Pull the tab and slowly lift the PCB. It has 2 guide pins, top and bottom (grey colour pins).
The retainer plate for the sensor circuit.
The module removed. We can also see the retainer ring with its rubber sheath. This also provides the shock protection. The cut-outs at the 4 corners are for the buttons and the other cut-out is to locate the ring in the case. We will see this in more detail on assembly.
The sensor circuit tab in the case.
As usual, cleaning is by soft tooth brush and mild soap. Cleaning and drying using my Bergeon cloth and Rodico. Blow dry with a hair dryer set on low heat. We have to be careful not to damage the rubber dial. Careful to completely dry the sensor circuit.
Once dried, and cleaned, the assembly process can take place. The o-rings are lubricated. In the picture below, the smaller o-ring is the sensor o-ring.
The assembly process. Align the spacer ring to the case. Note the cut-out at the 6 o'clock position. Align it with the tab on the case.
Insert the module and align the sensor circuit to the main circuit. Note the grey alignment tabs. Screw down the circuit retainer. Remember the 2 springs? Well in the photograph below, we can see the 2 holes where the springs are suppose to go. I have no idea what are the functions of the springs.
The springs inserted.
The battery can now be inserted. We then check to make sure everything is working. Also check that the module is straight and align. Next the rubber spacer can be fitted.
Please note that the spacer is wrongly fitted. It should be as below. Thanks to our reader Raitis who spotted the mistake.
Install the case back. Press the case back against the case and screw the screws into the case. Again I cross the screw process to ensure the case back is fitted straight. This also prevents stress to the case. Once tighten, I then go around once more in a clockwise direction to give the screws a final tightening screw.

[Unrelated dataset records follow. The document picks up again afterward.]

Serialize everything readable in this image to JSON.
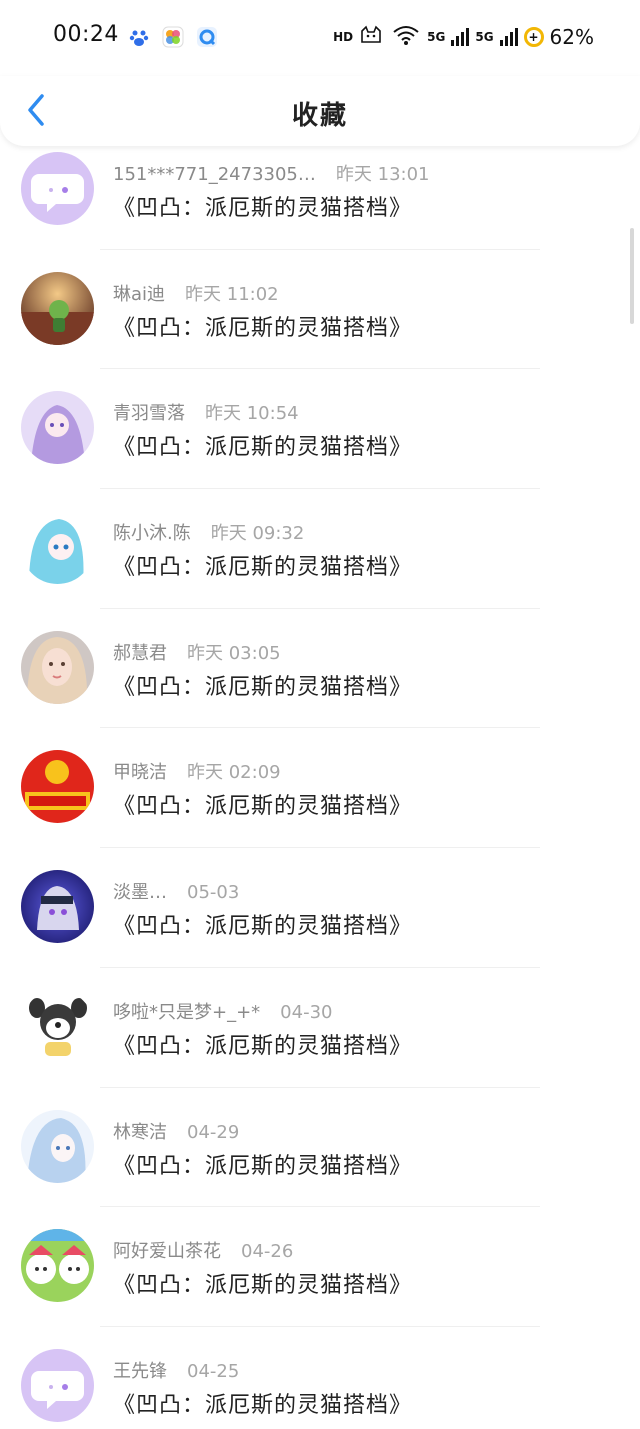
{
  "status_bar": {
    "time": "00:24",
    "hd_label": "HD",
    "sim1_label": "5G",
    "sim2_label": "5G",
    "battery_percent": "62%",
    "battery_symbol": "+"
  },
  "header": {
    "title": "收藏",
    "back_icon": "chevron-left-icon"
  },
  "list": {
    "items": [
      {
        "name": "151***771_2473305…",
        "time": "昨天 13:01",
        "subject": "《凹凸：派厄斯的灵猫搭档》"
      },
      {
        "name": "琳ai迪",
        "time": "昨天 11:02",
        "subject": "《凹凸：派厄斯的灵猫搭档》"
      },
      {
        "name": "青羽雪落",
        "time": "昨天 10:54",
        "subject": "《凹凸：派厄斯的灵猫搭档》"
      },
      {
        "name": "陈小沐.陈",
        "time": "昨天 09:32",
        "subject": "《凹凸：派厄斯的灵猫搭档》"
      },
      {
        "name": "郝慧君",
        "time": "昨天 03:05",
        "subject": "《凹凸：派厄斯的灵猫搭档》"
      },
      {
        "name": "甲晓洁",
        "time": "昨天 02:09",
        "subject": "《凹凸：派厄斯的灵猫搭档》"
      },
      {
        "name": "淡墨…",
        "time": "05-03",
        "subject": "《凹凸：派厄斯的灵猫搭档》"
      },
      {
        "name": "哆啦*只是梦+_+*",
        "time": "04-30",
        "subject": "《凹凸：派厄斯的灵猫搭档》"
      },
      {
        "name": "林寒洁",
        "time": "04-29",
        "subject": "《凹凸：派厄斯的灵猫搭档》"
      },
      {
        "name": "阿好爱山茶花",
        "time": "04-26",
        "subject": "《凹凸：派厄斯的灵猫搭档》"
      },
      {
        "name": "王先锋",
        "time": "04-25",
        "subject": "《凹凸：派厄斯的灵猫搭档》"
      }
    ]
  },
  "colors": {
    "accent": "#2f8cf0",
    "default_avatar_bg": "#d7c4f5",
    "meta_text": "#8a8a8a",
    "subject_text": "#222222"
  }
}
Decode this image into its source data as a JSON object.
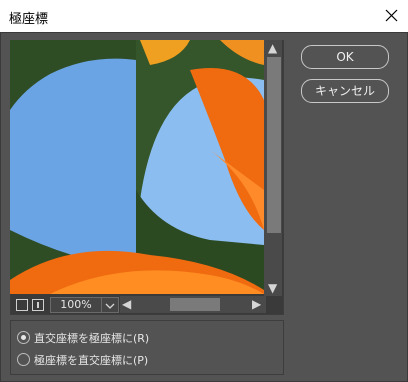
{
  "window": {
    "title": "極座標"
  },
  "preview": {
    "zoom_value": "100%"
  },
  "buttons": {
    "ok": "OK",
    "cancel": "キャンセル"
  },
  "options": [
    {
      "label": "直交座標を極座標に(R)",
      "selected": true
    },
    {
      "label": "極座標を直交座標に(P)",
      "selected": false
    }
  ],
  "icons": {
    "close": "close-icon",
    "scroll_up": "arrow-up-icon",
    "scroll_down": "arrow-down-icon",
    "scroll_left": "arrow-left-icon",
    "scroll_right": "arrow-right-icon"
  },
  "colors": {
    "background": "#535353",
    "titlebar": "#ffffff",
    "accent_flower": "#f06a10",
    "sky": "#6aa5e6"
  }
}
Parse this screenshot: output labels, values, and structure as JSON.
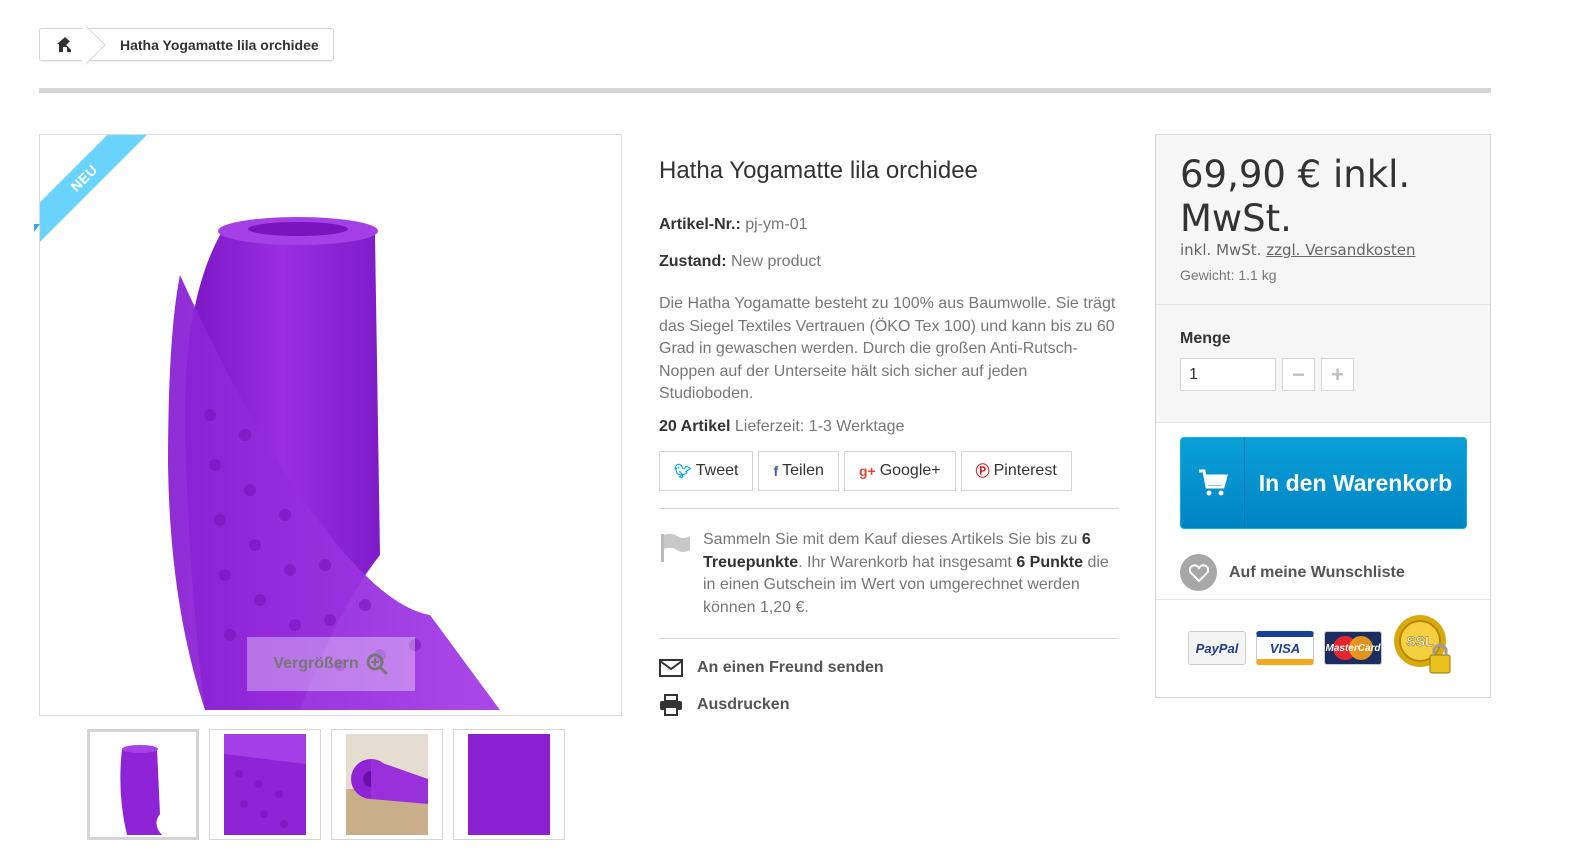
{
  "breadcrumb": {
    "home_icon": "home-icon",
    "current": "Hatha Yogamatte lila orchidee"
  },
  "gallery": {
    "ribbon": "NEU",
    "zoom_label": "Vergrößern",
    "zoom_icon": "zoom-in-icon",
    "accent_color": "#8f24d6",
    "thumbnails": [
      "roll",
      "texture",
      "rolled-mat",
      "surface"
    ]
  },
  "product": {
    "title": "Hatha Yogamatte lila orchidee",
    "reference_label": "Artikel-Nr.:",
    "reference_value": "pj-ym-01",
    "condition_label": "Zustand:",
    "condition_value": "New product",
    "description": "Die Hatha Yogamatte besteht zu 100% aus Baumwolle. Sie trägt das Siegel Textiles Vertrauen (ÖKO Tex 100) und kann bis zu 60 Grad in gewaschen werden. Durch die großen Anti-Rutsch-Noppen auf der Unterseite hält sich sicher auf jeden Studioboden.",
    "stock_count": "20 Artikel",
    "stock_delivery": "Lieferzeit: 1-3 Werktage"
  },
  "social": {
    "tweet": "Tweet",
    "share": "Teilen",
    "google": "Google+",
    "pinterest": "Pinterest"
  },
  "loyalty": {
    "part1": "Sammeln Sie mit dem Kauf dieses Artikels Sie bis zu ",
    "points1": "6 Treuepunkte",
    "part2": ". Ihr Warenkorb hat insgesamt ",
    "points2": "6 Punkte",
    "part3": " die in einen Gutschein im Wert von umgerechnet werden können 1,20 €."
  },
  "actions": {
    "send_friend": "An einen Freund senden",
    "print": "Ausdrucken"
  },
  "buybox": {
    "price": "69,90 € inkl. MwSt.",
    "tax_note": "inkl. MwSt.",
    "shipping_link": "zzgl. Versandkosten",
    "weight": "Gewicht: 1.1 kg",
    "quantity_label": "Menge",
    "quantity_value": "1",
    "minus": "−",
    "plus": "+",
    "cart_label": "In den Warenkorb",
    "wishlist_label": "Auf meine Wunschliste",
    "payments": {
      "paypal": "PayPal",
      "visa": "VISA",
      "mastercard": "MasterCard",
      "ssl": "SSL"
    },
    "cart_color": "#0aa0d8"
  }
}
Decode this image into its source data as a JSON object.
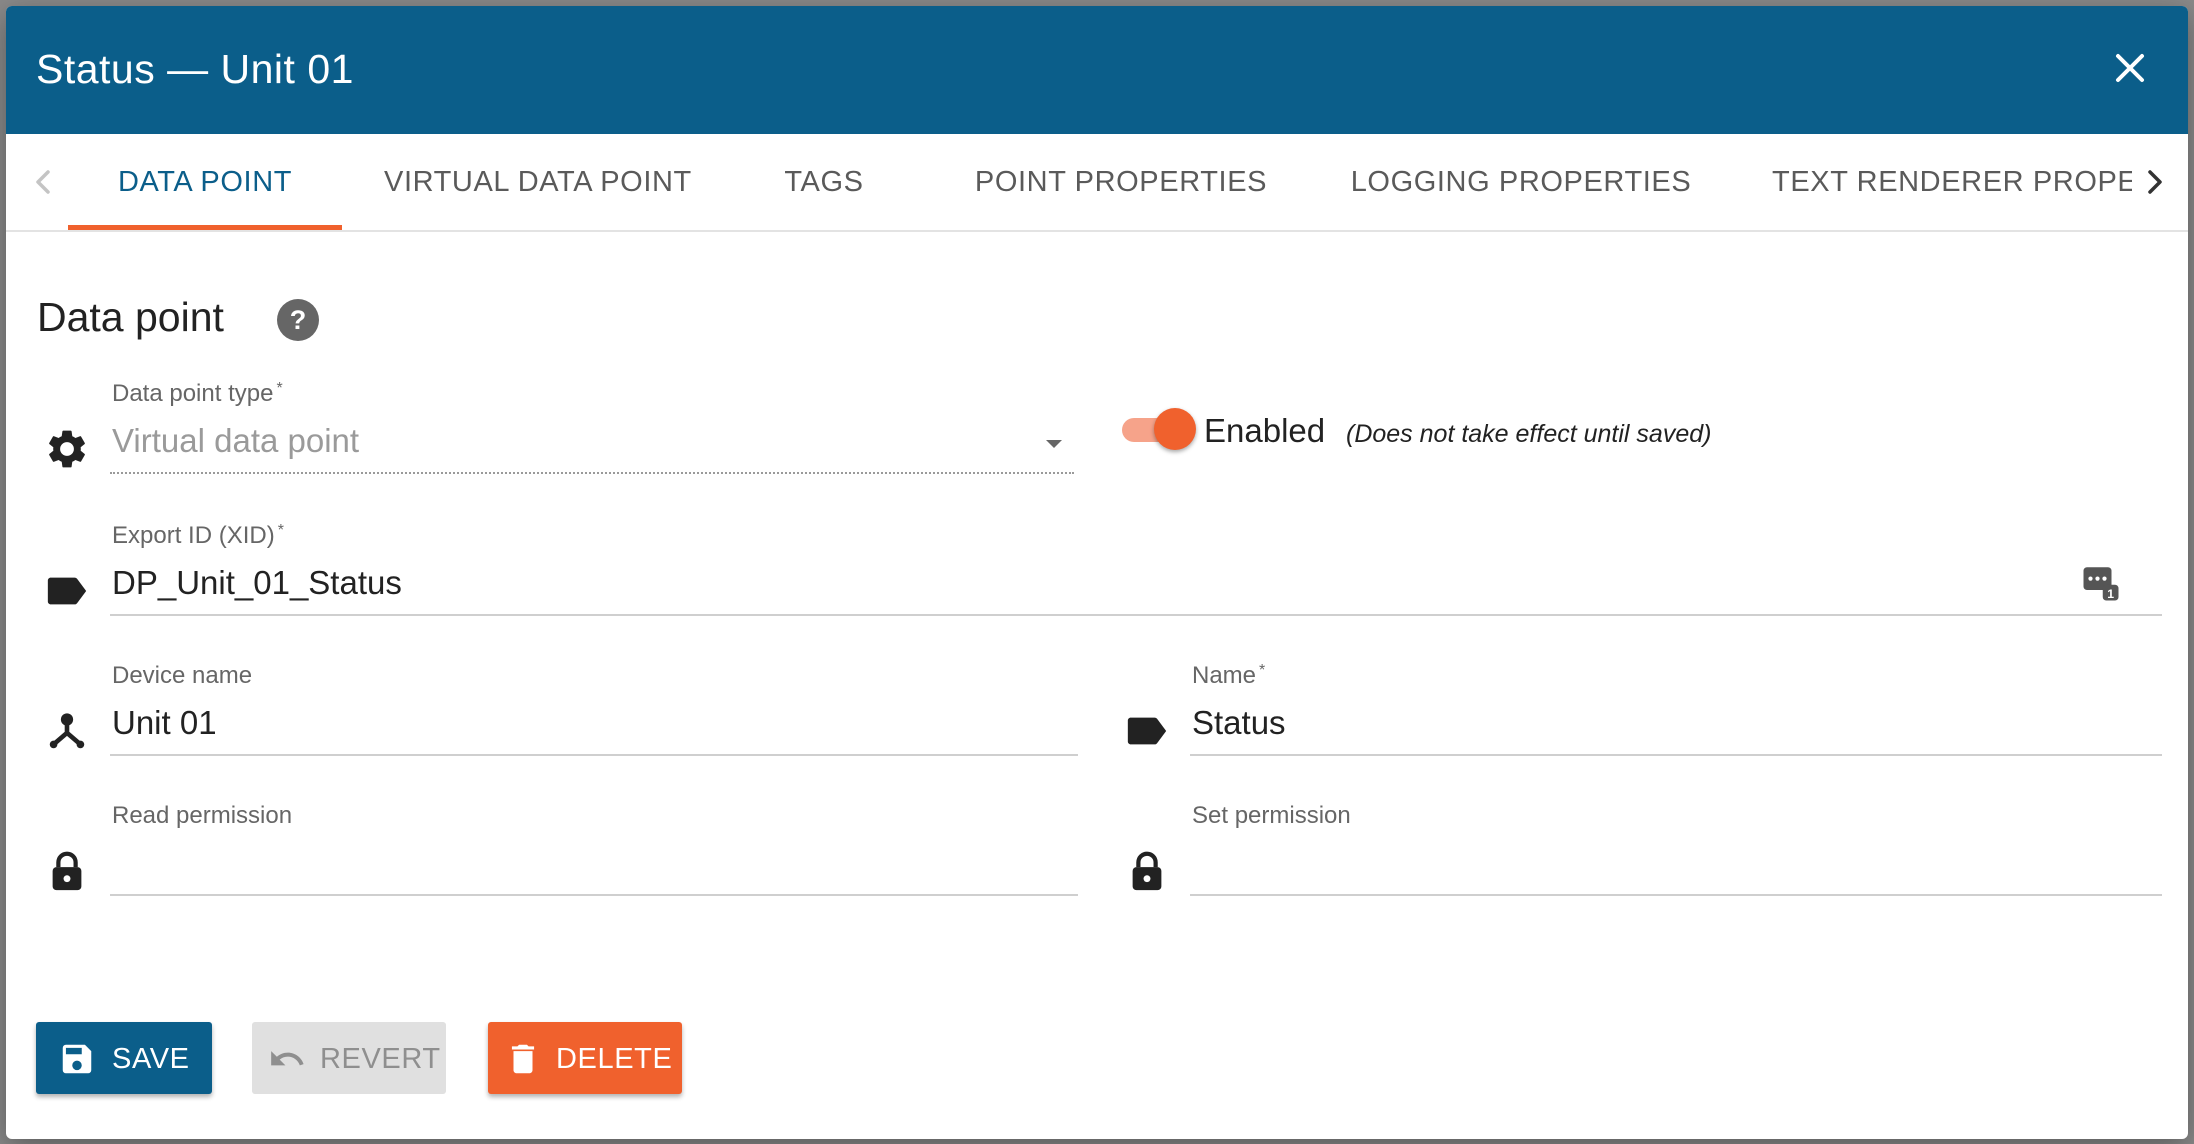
{
  "dialog": {
    "title": "Status — Unit 01"
  },
  "tabs": [
    {
      "label": "DATA POINT",
      "active": true
    },
    {
      "label": "VIRTUAL DATA POINT"
    },
    {
      "label": "TAGS"
    },
    {
      "label": "POINT PROPERTIES"
    },
    {
      "label": "LOGGING PROPERTIES"
    },
    {
      "label": "TEXT RENDERER PROPEI"
    }
  ],
  "section": {
    "title": "Data point"
  },
  "fields": {
    "data_point_type": {
      "label": "Data point type",
      "required": "*",
      "value": "Virtual data point"
    },
    "enabled": {
      "label": "Enabled",
      "note": "(Does not take effect until saved)",
      "checked": true
    },
    "export_id": {
      "label": "Export ID (XID)",
      "required": "*",
      "value": "DP_Unit_01_Status"
    },
    "device_name": {
      "label": "Device name",
      "value": "Unit 01"
    },
    "name": {
      "label": "Name",
      "required": "*",
      "value": "Status"
    },
    "read_permission": {
      "label": "Read permission",
      "value": ""
    },
    "set_permission": {
      "label": "Set permission",
      "value": ""
    }
  },
  "buttons": {
    "save": "SAVE",
    "revert": "REVERT",
    "delete": "DELETE"
  },
  "colors": {
    "header": "#0b5e8a",
    "accent": "#f0612d",
    "tab_active": "#0b5e8a"
  },
  "icons": [
    "close-icon",
    "chevron-left-icon",
    "chevron-right-icon",
    "help-icon",
    "gear-icon",
    "tag-icon",
    "generate-id-icon",
    "device-icon",
    "lock-icon",
    "save-icon",
    "undo-icon",
    "trash-icon"
  ]
}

The straps are fitted and the final result?
A larger photograph.